But a generalized skull, or even the more richly symbolic skull of Adam, can be a less-than-personal reminder of your own mortality. And for the benefits to your soul, the contemplation should be of your own death, not merely “death” as a detached idea. A much more fruitful reminder is an enacted symbol, and one that is enacted every day by every one of us. I mean, of course, sleep. The sleep/death analog is obvious. In both sleep and death, we are unconscious, passive, unproductive. Both are irresistible. Seeing death in sleep is a daily, physical encounter with it — beholding the bed as a coffin, lying down in it, the hesitation before finally closing your eyes. This encounter is so real, you come to realize that it may be no mere symbol — you might actually die tonight. Are you ready for that?
It’s precisely at this realization that a prayer like St. John Damascene’s starts to make sense. Christians for centuries have prayed similar things (and many have used St. John’s very prayer). They have acknowledged that in sleep, just like in death, many unseen dangers may await us. There are enemies about us that would seek our harm, especially when we lie disarmed and vulnerable. Christian prayers for sleep often petition God for safety from spiritual evil, from unruly passions which may overtake our unguarded minds, and from physical harm to which we are susceptible.

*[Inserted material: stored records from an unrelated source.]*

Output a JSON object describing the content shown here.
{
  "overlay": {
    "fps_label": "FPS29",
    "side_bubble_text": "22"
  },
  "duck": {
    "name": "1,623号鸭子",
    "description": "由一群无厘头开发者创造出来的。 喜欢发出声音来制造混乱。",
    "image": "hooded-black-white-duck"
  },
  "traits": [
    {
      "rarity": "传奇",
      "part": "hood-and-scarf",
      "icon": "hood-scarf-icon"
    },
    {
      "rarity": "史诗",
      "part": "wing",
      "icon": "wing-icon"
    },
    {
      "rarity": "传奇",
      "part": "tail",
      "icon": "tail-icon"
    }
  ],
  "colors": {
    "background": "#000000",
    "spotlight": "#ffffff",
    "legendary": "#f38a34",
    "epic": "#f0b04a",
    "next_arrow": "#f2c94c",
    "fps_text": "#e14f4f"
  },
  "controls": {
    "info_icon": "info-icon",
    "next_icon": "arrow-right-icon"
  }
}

Much happens in the world while we sleep. The classical Christian understanding of the day, like the Jewish understanding, is that God begins his work in the evening (as the Genesis account recalls: “there was evening and there was morning, one day”), without our input or help, and we only join in with that work later. So only in a deep trust in God can we pray with the psalmist, “I will lie down in peace and sleep, for You alone, LORD, make me dwell in safety.” Any confidence of our safety throughout the night must rest in God, and so just like our Lord, upon giving ourselves finally over into sleep/death, we must also pray “Into your hands, O Lord, I commit my spirit.”
There is another prayer that resigns the soul to God in the death of sleep. I didn’t learn it from any Saints of the past, nor from Church Tradition, nor even from the Scriptures. I learned it from my grandmother when I was very young. I had it stored away deep in my mind and only remembered it as I began to enter into this long-standing Christian tradition of preparing for death in sleep. I now use this prayer that my grandmother taught me once again:
Now I lay me down to sleep
I pray the Lord my soul to keep
And should I die before I wake
I pray the Lord my soul to take